“The indictment alleges that Yoel, Heshl, Zishe and Shmuel Abraham came up with a new twist on an old trick, but the use of complex technology did not hide the simple fact that the defendants were billing Amazon for goods they never provided,” acting Manhattan United States Attorney Audrey Strauss said.

“The more our economic life moves online, the more we must ensure the integrity of our digital markets, which my office is committed to doing.”

HSI Special Agent-in-Charge Peter C Fitzhugh said that invoice fraud is not a victimless crime.

“Millions of dollars in lost revenue negatively impacts a company’s ability to provide cost-effective services to legitimate customers who use the vendor’s platform,” Fitzhugh said.

The brothers used an encrypted group texting chain on WhatsApp to coordinate the scheme, the indictment alleges, with one defendant messaging the others: “I’m so in the mood to f*ck Amazon.”

In a statement that did not mention that actual fraud that had taken place or the fact the company had been tricked into handing over $US19 million, Amazon said it had supported the lengthy investigation.

“Amazon is grateful to have worked with the United States Attorney’s Office for the Southern District of New York, the Department of Homeland Security, and Homeland Security Investigations on their vigorous prosecution of these individuals,” Amazon Counterfeit Crimes Unit associate general counsel Cristina Posa said.

“While our proactive controls ensure the vast majority of sellers in our store are honest entrepreneurs, fraudsters attempt to violate our policies, victimise our customers, and damage our store, and we look forward to working with law enforcement agencies to hold these bad actors accountable for their illegal activities.”

Amazon had detected the pattern of the brothers’ alleged fraudulent overshipping and suspended their accounts, with the defendants then trying to open other vendor accounts using fake names and emails, and using VPNs, and even joked that the practice may force them to start real businesses.

“This shit is massed [sic] up, looks like will have to build a legit business,” one WhatsApp message read.

The four brothers have all been charged with conspiracy to commit wire fraud, wire fraud and money laundering, with some of the charges coming with a maximum sentence of 20 years in jail.

While wire fraud is certainly not a new crime, there have been growing cases of this taking place in the cyber world. Just last month New South Wales police arrested six men for their alleged involvement in a money laundering syndicate believed to be worth $6 million.

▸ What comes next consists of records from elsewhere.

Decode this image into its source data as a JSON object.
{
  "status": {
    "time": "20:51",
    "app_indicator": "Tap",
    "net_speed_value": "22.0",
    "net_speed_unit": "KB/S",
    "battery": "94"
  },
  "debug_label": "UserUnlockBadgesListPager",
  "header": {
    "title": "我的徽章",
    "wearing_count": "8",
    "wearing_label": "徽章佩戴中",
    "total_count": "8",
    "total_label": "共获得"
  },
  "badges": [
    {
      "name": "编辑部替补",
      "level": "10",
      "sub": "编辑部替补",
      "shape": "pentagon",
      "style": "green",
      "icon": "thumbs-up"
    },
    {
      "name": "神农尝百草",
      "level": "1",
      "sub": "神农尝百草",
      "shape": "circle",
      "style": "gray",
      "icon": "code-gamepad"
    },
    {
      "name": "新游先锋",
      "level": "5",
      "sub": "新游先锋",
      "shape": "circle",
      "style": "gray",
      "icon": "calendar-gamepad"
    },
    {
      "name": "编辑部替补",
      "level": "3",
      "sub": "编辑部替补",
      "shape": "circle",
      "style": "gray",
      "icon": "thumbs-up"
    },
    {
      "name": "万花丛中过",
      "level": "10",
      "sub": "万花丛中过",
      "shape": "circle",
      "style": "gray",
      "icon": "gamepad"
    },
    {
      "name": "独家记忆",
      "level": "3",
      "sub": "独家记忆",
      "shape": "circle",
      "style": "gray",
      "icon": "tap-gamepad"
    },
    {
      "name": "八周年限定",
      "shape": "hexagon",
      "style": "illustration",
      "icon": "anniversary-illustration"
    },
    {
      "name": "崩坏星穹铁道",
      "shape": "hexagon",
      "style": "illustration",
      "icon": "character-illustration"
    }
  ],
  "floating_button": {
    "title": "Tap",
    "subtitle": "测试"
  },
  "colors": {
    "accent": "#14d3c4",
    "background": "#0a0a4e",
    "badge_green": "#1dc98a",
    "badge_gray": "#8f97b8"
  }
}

Police will allege in court that the men unlawfully obtained the money through invoice scams, with altered invoices sent to legitimate businesses for payment through an email scam, with the funds then transferred to personal accounts.